____ RECORDS

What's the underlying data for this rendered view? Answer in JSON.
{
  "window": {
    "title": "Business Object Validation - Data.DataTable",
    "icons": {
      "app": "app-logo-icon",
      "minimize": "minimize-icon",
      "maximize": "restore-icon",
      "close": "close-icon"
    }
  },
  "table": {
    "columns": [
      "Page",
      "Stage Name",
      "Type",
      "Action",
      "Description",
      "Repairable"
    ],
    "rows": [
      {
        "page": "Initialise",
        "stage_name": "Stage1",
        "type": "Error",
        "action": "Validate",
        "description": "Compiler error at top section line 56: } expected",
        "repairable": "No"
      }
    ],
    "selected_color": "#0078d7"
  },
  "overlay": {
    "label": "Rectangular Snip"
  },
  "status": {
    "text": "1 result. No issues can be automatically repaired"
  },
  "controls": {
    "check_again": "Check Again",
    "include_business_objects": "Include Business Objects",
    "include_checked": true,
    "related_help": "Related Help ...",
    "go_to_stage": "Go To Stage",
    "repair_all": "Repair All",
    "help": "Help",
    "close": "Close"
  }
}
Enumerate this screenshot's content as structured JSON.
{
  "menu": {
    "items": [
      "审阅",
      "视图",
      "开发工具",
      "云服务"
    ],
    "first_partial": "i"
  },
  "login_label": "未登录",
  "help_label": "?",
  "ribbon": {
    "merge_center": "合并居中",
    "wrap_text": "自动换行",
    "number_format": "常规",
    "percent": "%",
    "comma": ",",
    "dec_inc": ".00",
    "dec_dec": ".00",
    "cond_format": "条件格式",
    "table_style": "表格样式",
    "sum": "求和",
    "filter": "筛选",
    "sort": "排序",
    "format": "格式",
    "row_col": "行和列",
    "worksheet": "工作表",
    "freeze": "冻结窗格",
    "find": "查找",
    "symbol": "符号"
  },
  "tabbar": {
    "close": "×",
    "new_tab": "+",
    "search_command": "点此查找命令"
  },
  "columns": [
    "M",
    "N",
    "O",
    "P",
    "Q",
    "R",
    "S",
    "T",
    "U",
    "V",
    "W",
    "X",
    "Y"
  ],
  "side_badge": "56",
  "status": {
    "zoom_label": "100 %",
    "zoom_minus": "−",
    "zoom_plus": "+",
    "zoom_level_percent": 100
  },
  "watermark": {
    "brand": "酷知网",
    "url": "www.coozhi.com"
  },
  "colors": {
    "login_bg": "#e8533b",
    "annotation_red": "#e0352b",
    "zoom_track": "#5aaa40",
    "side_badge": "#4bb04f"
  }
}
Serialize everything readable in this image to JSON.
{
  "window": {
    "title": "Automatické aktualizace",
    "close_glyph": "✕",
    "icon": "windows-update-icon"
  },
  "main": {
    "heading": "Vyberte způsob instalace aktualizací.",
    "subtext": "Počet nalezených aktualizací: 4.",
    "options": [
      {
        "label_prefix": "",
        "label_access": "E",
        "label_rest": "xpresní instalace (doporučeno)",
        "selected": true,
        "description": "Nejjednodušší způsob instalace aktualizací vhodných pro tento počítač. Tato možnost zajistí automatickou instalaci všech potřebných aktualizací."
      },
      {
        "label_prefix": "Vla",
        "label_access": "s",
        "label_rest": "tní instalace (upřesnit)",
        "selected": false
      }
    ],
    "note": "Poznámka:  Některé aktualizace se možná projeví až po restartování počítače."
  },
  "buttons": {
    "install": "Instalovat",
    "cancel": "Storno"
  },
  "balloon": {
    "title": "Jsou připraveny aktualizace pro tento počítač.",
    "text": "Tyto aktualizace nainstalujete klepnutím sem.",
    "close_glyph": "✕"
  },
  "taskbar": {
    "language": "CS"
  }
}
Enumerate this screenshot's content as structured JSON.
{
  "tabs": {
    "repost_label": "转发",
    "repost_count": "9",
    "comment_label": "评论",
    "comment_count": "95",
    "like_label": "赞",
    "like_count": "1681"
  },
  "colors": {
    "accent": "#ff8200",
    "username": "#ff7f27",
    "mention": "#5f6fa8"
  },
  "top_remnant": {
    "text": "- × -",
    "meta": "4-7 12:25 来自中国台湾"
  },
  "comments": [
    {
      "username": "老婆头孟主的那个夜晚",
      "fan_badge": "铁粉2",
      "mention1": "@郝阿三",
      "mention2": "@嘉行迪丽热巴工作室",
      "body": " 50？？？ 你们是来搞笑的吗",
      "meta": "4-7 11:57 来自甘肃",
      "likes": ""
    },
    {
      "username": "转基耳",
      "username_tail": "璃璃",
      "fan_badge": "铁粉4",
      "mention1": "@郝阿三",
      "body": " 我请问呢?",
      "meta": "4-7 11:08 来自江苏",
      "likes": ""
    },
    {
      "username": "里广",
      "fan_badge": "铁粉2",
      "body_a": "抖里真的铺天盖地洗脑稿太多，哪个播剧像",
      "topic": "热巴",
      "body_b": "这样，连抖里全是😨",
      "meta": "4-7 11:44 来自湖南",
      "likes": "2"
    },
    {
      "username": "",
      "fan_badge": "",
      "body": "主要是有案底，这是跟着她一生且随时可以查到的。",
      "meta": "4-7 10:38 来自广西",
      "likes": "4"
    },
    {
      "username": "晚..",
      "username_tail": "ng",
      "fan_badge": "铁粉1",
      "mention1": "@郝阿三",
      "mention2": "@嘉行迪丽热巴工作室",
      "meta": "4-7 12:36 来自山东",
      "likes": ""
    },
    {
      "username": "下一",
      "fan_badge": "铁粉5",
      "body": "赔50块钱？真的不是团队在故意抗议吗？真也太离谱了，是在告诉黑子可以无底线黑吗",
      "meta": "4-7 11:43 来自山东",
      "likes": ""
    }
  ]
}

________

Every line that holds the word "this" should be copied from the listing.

What's the underlying data for this rendered view? Answer in JSON.
Enumerate this screenshot's content as structured JSON.
Serialize everything readable in this image to JSON.
Enumerate this screenshot's content as structured JSON.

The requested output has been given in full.